Twins fans have seen this before from Francisco Liriano and now Pirates fans are seeing it too. Great. Terrible. Great. Terrible. Repeat as needed.
Liriano was a huge part of Pittsburgh’s rise to the playoffs last season, going 16-8 with a 3.02 ERA and 163 strikeouts in 161 innings on the way to the Comeback Player of the Year award. And now this season he’s 0-4 with a 4.86 ERA through 10 starts, serving up seven homers already after allowing a total of nine homers in 26 starts last year.
Compared to last season Liriano’s average fastball velocity is down from 93.0 miles per hour to 92.0 miles per hour, and both his slider and changeup are down about the same speed. However, he’s actually generating more ground balls and more swinging strikes than last season and his secondary numbers suggest he’s pitched more like a 3.50 ERA guy than a 4.86 ERA guy so far if luck were to even out.
Pittsburgh desperately needs Liriano to pitch like he did last season if they’re going to dig out of this early 18-26 hole and while he’s been frustrating to watch so far there’s reason to believe he can get back on track.
Major League Baseball just announced that there will be a pitch clock for spring training. It will be a 20-second pitch clock, phased in like so:
- In the first Spring Training games, the 20-second timer will operate without enforcement so as to make players and umpires familiar with the new system;
- Early next week, umpires will issue reminders to pitchers and hitters who violate the rule, but no ball-strike penalties will be assessed. Between innings, umpires are expected to inform the club’s field staff (manager, pitching coach or hitting coach) of any violations; and
- Later in Spring Training, and depending on the status of the negotiations with the Major League Baseball Players Association, umpires will be instructed to begin assessing ball-strike penalties for violations.
As is the case in the minors, the batter will have to be in the batter’s box and alert to the pitcher with at least five seconds remaining on the timer; and the pitcher needs only to begin his windup before the 20-second timer expires, as opposed to having thrown the pitch. The timer will not be used on the first pitch of any at-bat. Rather, it begins running prior to the second pitch once the pitcher receives the ball from the catcher.
The league has not decided if the pitch clock will be used in the regular season yet. It can do so unilaterally, without union approval, for one year if it chooses to since it first introduced the idea last year.

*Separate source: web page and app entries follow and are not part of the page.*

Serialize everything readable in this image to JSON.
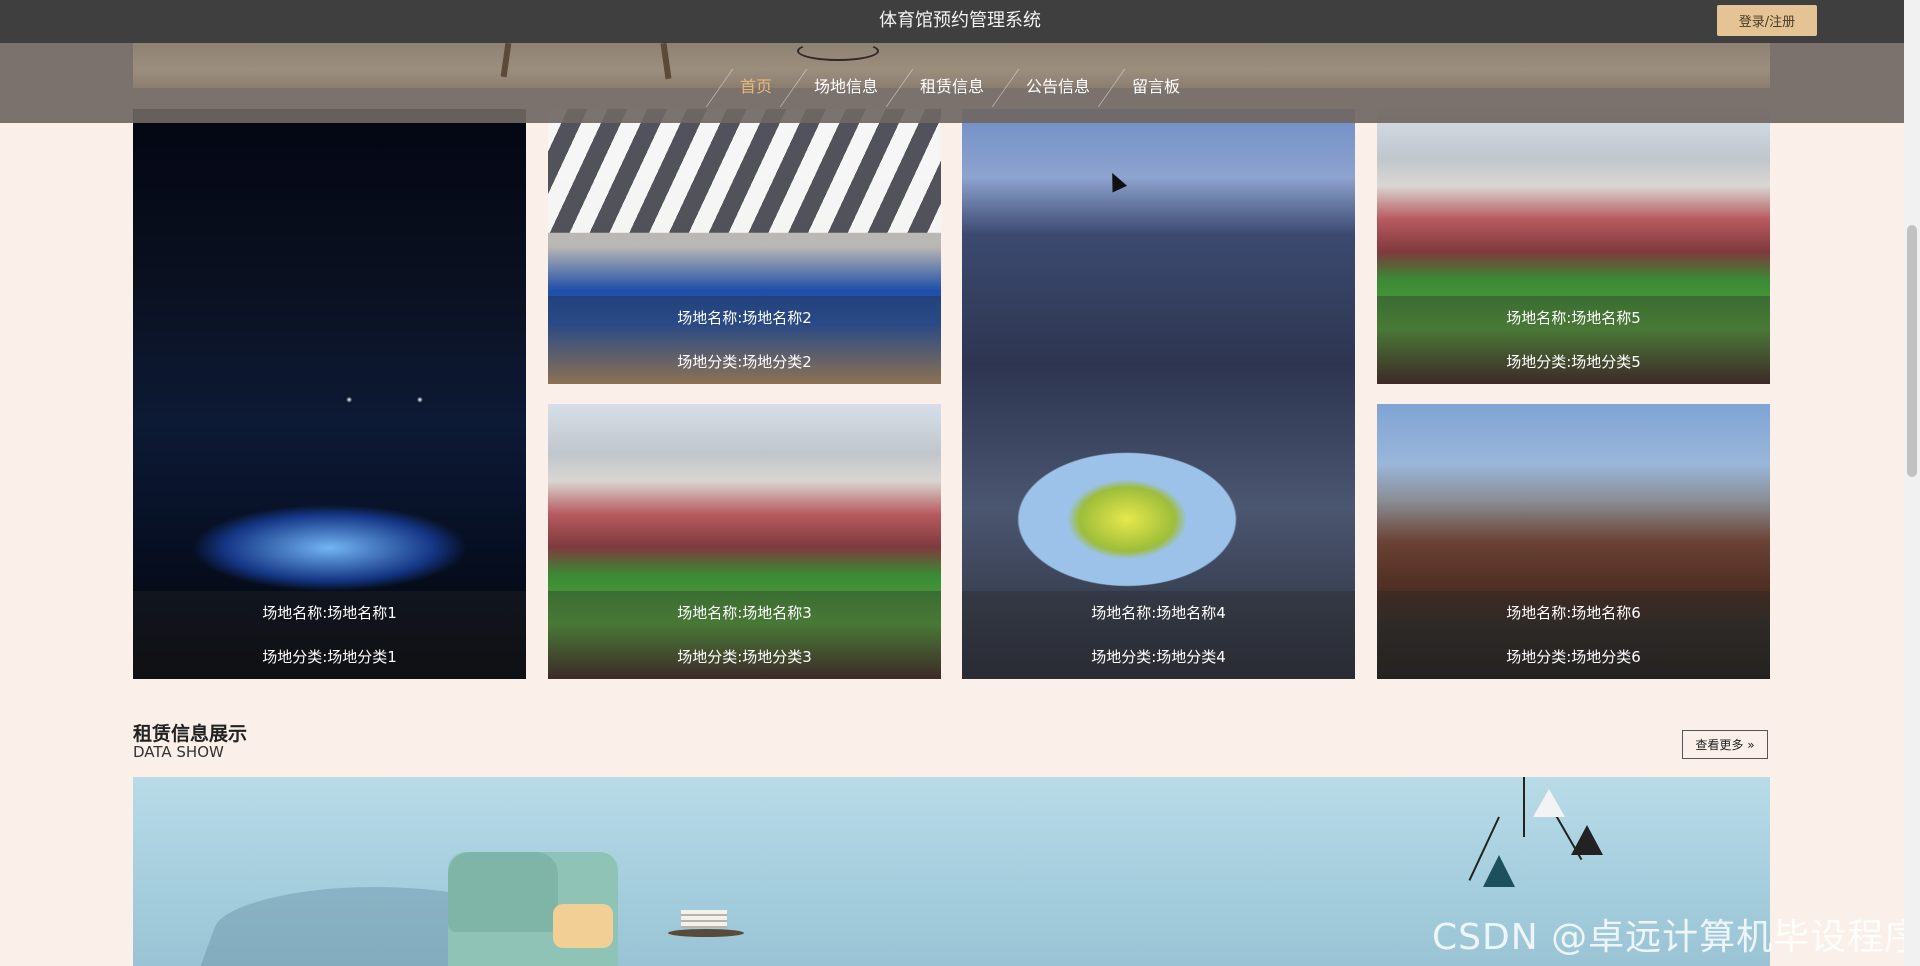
{
  "header": {
    "site_title": "体育馆预约管理系统",
    "login_label": "登录/注册"
  },
  "nav": {
    "items": [
      {
        "label": "首页",
        "active": true
      },
      {
        "label": "场地信息",
        "active": false
      },
      {
        "label": "租赁信息",
        "active": false
      },
      {
        "label": "公告信息",
        "active": false
      },
      {
        "label": "留言板",
        "active": false
      }
    ]
  },
  "venues": [
    {
      "name": "场地名称:场地名称1",
      "category": "场地分类:场地分类1"
    },
    {
      "name": "场地名称:场地名称2",
      "category": "场地分类:场地分类2"
    },
    {
      "name": "场地名称:场地名称3",
      "category": "场地分类:场地分类3"
    },
    {
      "name": "场地名称:场地名称4",
      "category": "场地分类:场地分类4"
    },
    {
      "name": "场地名称:场地名称5",
      "category": "场地分类:场地分类5"
    },
    {
      "name": "场地名称:场地名称6",
      "category": "场地分类:场地分类6"
    }
  ],
  "rental_section": {
    "title": "租赁信息展示",
    "subtitle": "DATA SHOW",
    "more_label": "查看更多 »"
  },
  "watermark": "CSDN @卓远计算机毕设程序",
  "colors": {
    "accent": "#e6b77a",
    "login_button": "#e4c495",
    "background": "#faf0e9",
    "topbar": "#3f3f3f"
  }
}
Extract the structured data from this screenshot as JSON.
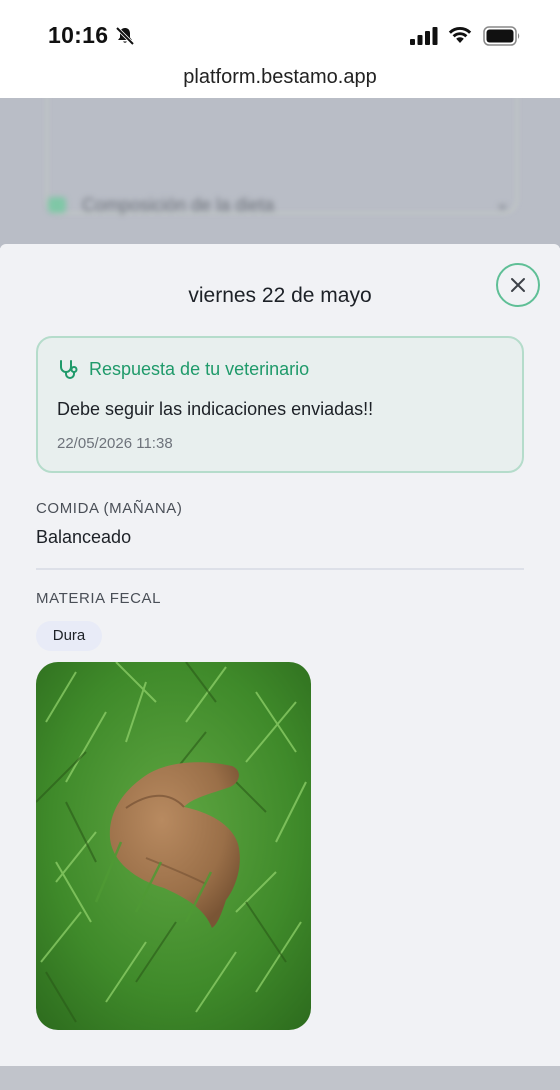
{
  "status_bar": {
    "time": "10:16"
  },
  "browser": {
    "url": "platform.bestamo.app"
  },
  "background_page": {
    "section_label": "Composición de la dieta"
  },
  "sheet": {
    "title": "viernes 22 de mayo",
    "vet_response": {
      "title": "Respuesta de tu veterinario",
      "message": "Debe seguir las indicaciones enviadas!!",
      "timestamp": "22/05/2026 11:38"
    },
    "food": {
      "label": "COMIDA (MAÑANA)",
      "value": "Balanceado"
    },
    "stool": {
      "label": "MATERIA FECAL",
      "tag": "Dura"
    }
  },
  "colors": {
    "accent": "#1f9a6a",
    "accent_border": "#5fbf96",
    "sheet_bg": "#f1f2f5"
  },
  "icons": [
    "bell-slash-icon",
    "signal-icon",
    "wifi-icon",
    "battery-icon",
    "close-icon",
    "stethoscope-icon"
  ]
}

There will likely be a lot of complaining about this, but as someone who has been to several minor league games with the clock in place, it’s pretty seamless and not noticeable. Minor leaguers had few if any complaints about its implementation.